cover image Anatomical Oddities: The Otherworldly Realms Hidden Within Our Bodies

Anatomical Oddities: The Otherworldly Realms Hidden Within Our Bodies

Alice Roberts. The Experiment, $18.95 (128p) ISBN 978-1-891011-13-9

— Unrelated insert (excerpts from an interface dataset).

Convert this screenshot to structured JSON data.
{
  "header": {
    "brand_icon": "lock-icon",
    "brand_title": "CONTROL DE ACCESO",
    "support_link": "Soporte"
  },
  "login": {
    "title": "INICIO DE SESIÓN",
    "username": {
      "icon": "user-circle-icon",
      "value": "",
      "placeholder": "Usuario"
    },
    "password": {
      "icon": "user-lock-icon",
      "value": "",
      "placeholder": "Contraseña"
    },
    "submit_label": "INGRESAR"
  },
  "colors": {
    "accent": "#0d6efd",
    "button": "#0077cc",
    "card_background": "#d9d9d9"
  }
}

University of Birmingham anatomist Roberts (The Complete Human Body) spotlights obscure human body parts in this offbeat survey. She explains that pillars of the fauces are “a double set of vertical ridges” at the back of the mouth that help push food toward the esophagus and that the islets of Langerhans are small “heaps of cells” in the pancreas that “dedicate their lives to producing the hormone insulin.” Discussing the etymology of each body part’s name, she notes that the sella turcica, or the cavity that holds the pituitary gland, was “named after a Turkish saddle because it curves up at the front and the back, just like the pommel and cantle of its namesake.” Throughout, Roberts highlights the amazing abilities of the human body, as when she notes that typically functioning “kidneys effectively filter some 400 gallons of blood daily.” Unfortunately, Roberts’s illustrations vary in quality; the stylized sketches amuse (one depicts a bagel-like sphincter with legs), but the lack of realism means readers won’t necessarily know what the parts look like in real life (the thyroid illustration unhelpfully mimics an ancient Greek frieze, a play on the word’s etymology). Still, as a compendium of anatomical trivia, this entertains. Illus. (Nov.)